> **Required work**:
Leaving the pictures aside, return all of the data below exactly.

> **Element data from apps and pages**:
'''
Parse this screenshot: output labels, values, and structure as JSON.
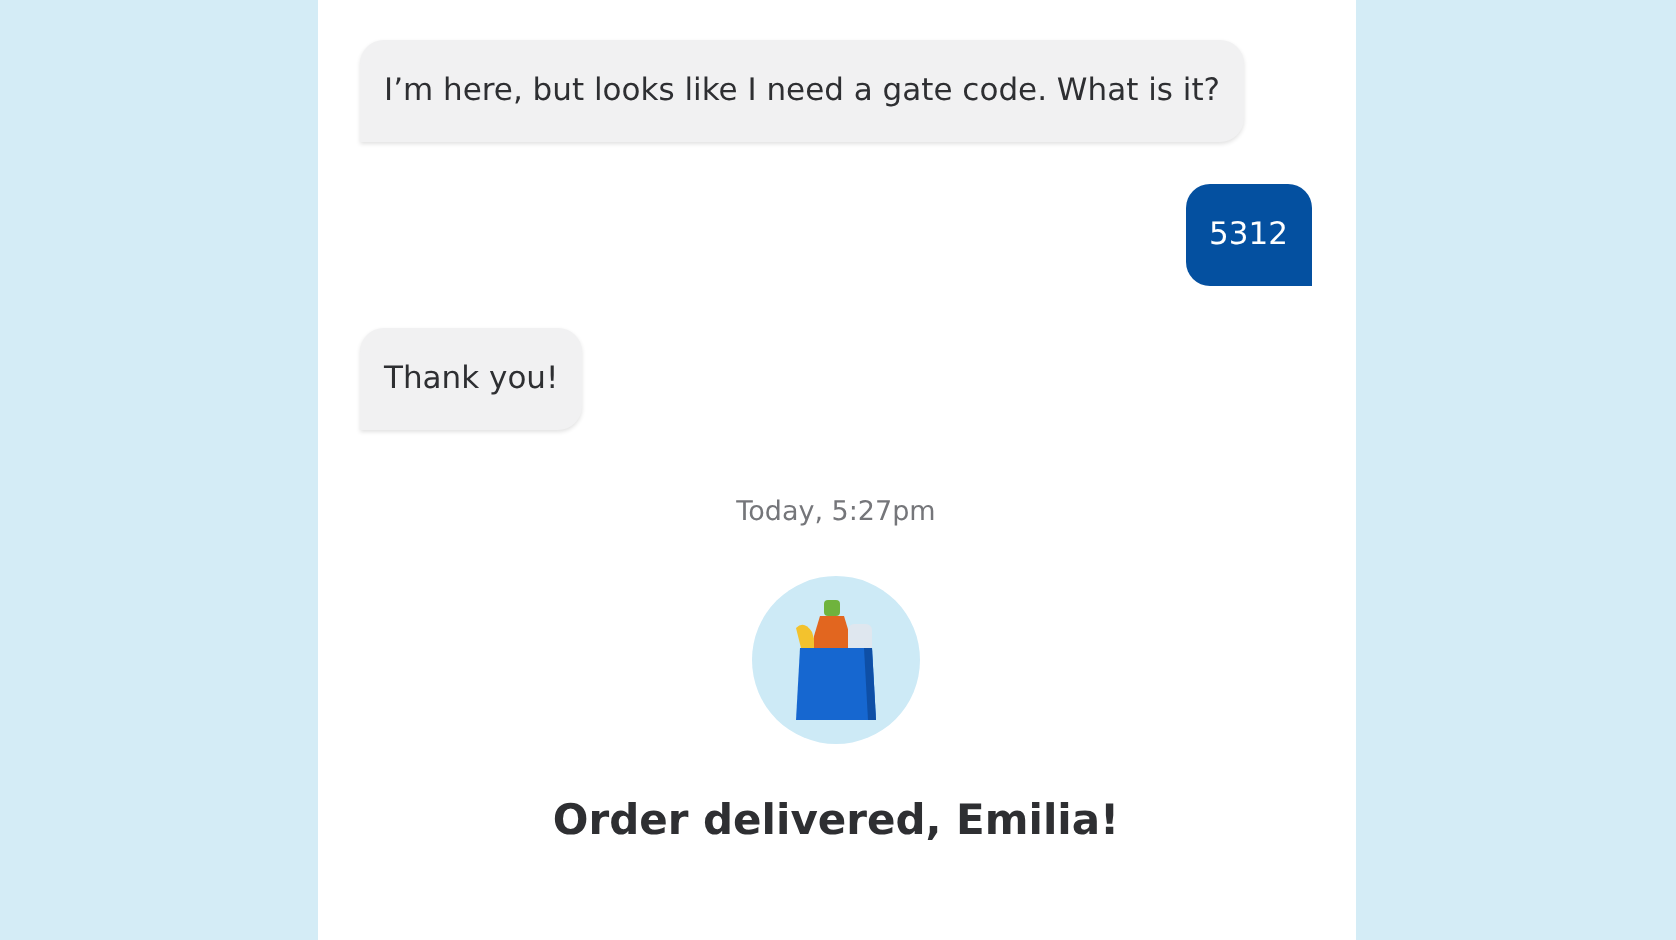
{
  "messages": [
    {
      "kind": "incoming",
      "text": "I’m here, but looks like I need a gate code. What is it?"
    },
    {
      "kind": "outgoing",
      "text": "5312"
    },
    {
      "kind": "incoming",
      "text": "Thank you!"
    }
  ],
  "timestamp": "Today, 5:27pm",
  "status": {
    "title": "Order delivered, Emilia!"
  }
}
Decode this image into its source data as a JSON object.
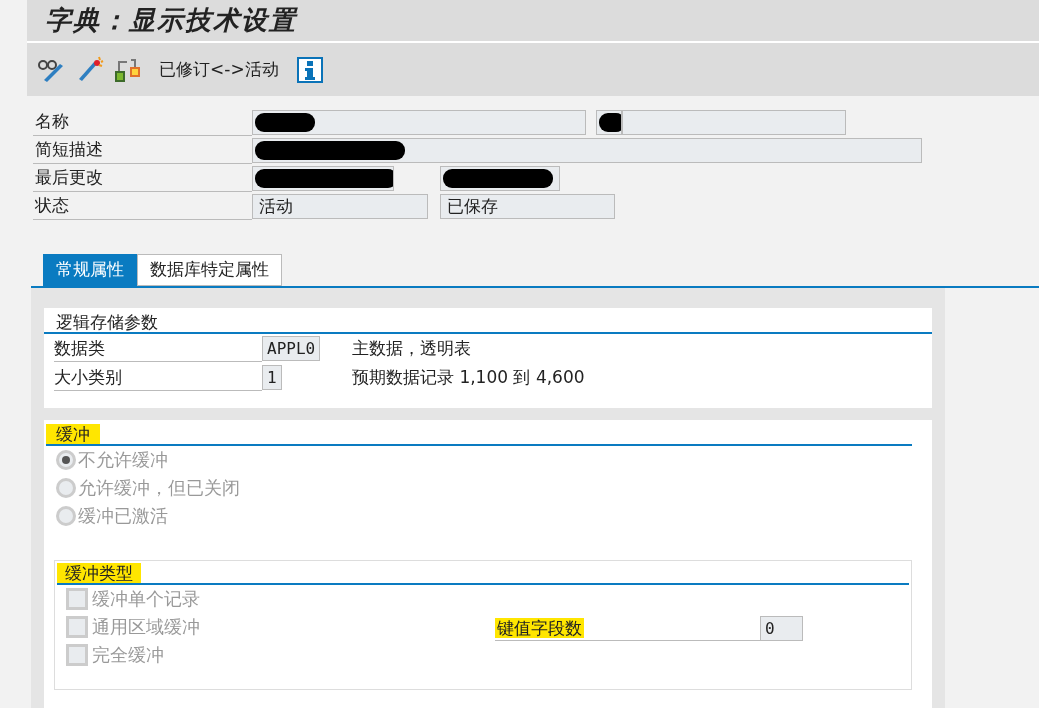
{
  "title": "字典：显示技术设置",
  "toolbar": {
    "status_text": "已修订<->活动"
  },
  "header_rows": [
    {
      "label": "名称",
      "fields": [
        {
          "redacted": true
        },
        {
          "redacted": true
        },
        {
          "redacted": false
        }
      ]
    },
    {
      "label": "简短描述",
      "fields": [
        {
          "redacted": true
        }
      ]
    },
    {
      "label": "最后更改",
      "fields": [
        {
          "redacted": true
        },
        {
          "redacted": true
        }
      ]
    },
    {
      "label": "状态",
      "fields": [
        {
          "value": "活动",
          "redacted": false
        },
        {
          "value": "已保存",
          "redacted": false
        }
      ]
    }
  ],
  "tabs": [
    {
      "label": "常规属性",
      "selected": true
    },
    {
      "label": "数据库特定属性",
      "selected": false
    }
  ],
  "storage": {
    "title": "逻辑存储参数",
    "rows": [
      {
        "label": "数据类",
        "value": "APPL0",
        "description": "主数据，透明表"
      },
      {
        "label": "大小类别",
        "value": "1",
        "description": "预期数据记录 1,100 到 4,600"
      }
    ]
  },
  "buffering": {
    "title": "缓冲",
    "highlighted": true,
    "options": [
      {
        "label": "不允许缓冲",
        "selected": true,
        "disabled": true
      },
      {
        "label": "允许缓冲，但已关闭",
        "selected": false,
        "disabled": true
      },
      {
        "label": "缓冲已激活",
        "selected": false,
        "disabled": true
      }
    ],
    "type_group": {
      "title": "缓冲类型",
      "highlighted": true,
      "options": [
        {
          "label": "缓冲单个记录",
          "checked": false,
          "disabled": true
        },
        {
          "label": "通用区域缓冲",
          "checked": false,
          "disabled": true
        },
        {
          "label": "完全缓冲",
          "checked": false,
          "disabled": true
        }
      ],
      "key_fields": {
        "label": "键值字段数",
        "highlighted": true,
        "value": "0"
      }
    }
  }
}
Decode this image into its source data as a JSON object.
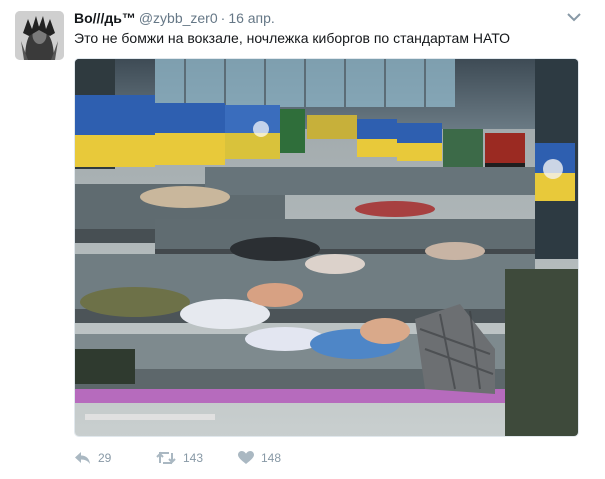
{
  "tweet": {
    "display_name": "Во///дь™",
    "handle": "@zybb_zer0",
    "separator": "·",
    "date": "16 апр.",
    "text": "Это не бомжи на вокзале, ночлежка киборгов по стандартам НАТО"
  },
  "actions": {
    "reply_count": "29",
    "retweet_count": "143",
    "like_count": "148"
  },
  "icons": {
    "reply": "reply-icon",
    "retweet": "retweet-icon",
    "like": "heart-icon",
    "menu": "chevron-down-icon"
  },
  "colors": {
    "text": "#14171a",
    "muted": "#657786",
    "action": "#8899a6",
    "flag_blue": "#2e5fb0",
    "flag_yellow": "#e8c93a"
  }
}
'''
> **Result**:
Parse this screenshot: output labels, values, and structure as JSON.
{
  "messages": [
    {
      "kind": "incoming",
      "text": "I’m here, but looks like I need a gate code. What is it?"
    },
    {
      "kind": "outgoing",
      "text": "5312"
    },
    {
      "kind": "incoming",
      "text": "Thank you!"
    }
  ],
  "timestamp": "Today, 5:27pm",
  "status": {
    "title": "Order delivered, Emilia!"
  }
}
Decode this image into its source data as a JSON object.
{
  "title": "字典：显示技术设置",
  "toolbar": {
    "status_text": "已修订<->活动"
  },
  "header_rows": [
    {
      "label": "名称",
      "fields": [
        {
          "redacted": true
        },
        {
          "redacted": true
        },
        {
          "redacted": false
        }
      ]
    },
    {
      "label": "简短描述",
      "fields": [
        {
          "redacted": true
        }
      ]
    },
    {
      "label": "最后更改",
      "fields": [
        {
          "redacted": true
        },
        {
          "redacted": true
        }
      ]
    },
    {
      "label": "状态",
      "fields": [
        {
          "value": "活动",
          "redacted": false
        },
        {
          "value": "已保存",
          "redacted": false
        }
      ]
    }
  ],
  "tabs": [
    {
      "label": "常规属性",
      "selected": true
    },
    {
      "label": "数据库特定属性",
      "selected": false
    }
  ],
  "storage": {
    "title": "逻辑存储参数",
    "rows": [
      {
        "label": "数据类",
        "value": "APPL0",
        "description": "主数据，透明表"
      },
      {
        "label": "大小类别",
        "value": "1",
        "description": "预期数据记录 1,100 到 4,600"
      }
    ]
  },
  "buffering": {
    "title": "缓冲",
    "highlighted": true,
    "options": [
      {
        "label": "不允许缓冲",
        "selected": true,
        "disabled": true
      },
      {
        "label": "允许缓冲，但已关闭",
        "selected": false,
        "disabled": true
      },
      {
        "label": "缓冲已激活",
        "selected": false,
        "disabled": true
      }
    ],
    "type_group": {
      "title": "缓冲类型",
      "highlighted": true,
      "options": [
        {
          "label": "缓冲单个记录",
          "checked": false,
          "disabled": true
        },
        {
          "label": "通用区域缓冲",
          "checked": false,
          "disabled": true
        },
        {
          "label": "完全缓冲",
          "checked": false,
          "disabled": true
        }
      ],
      "key_fields": {
        "label": "键值字段数",
        "highlighted": true,
        "value": "0"
      }
    }
  }
}
Decode this image into its source data as a JSON object.
{
  "tweet": {
    "display_name": "Во///дь™",
    "handle": "@zybb_zer0",
    "separator": "·",
    "date": "16 апр.",
    "text": "Это не бомжи на вокзале, ночлежка киборгов по стандартам НАТО"
  },
  "actions": {
    "reply_count": "29",
    "retweet_count": "143",
    "like_count": "148"
  },
  "icons": {
    "reply": "reply-icon",
    "retweet": "retweet-icon",
    "like": "heart-icon",
    "menu": "chevron-down-icon"
  },
  "colors": {
    "text": "#14171a",
    "muted": "#657786",
    "action": "#8899a6",
    "flag_blue": "#2e5fb0",
    "flag_yellow": "#e8c93a"
  }
}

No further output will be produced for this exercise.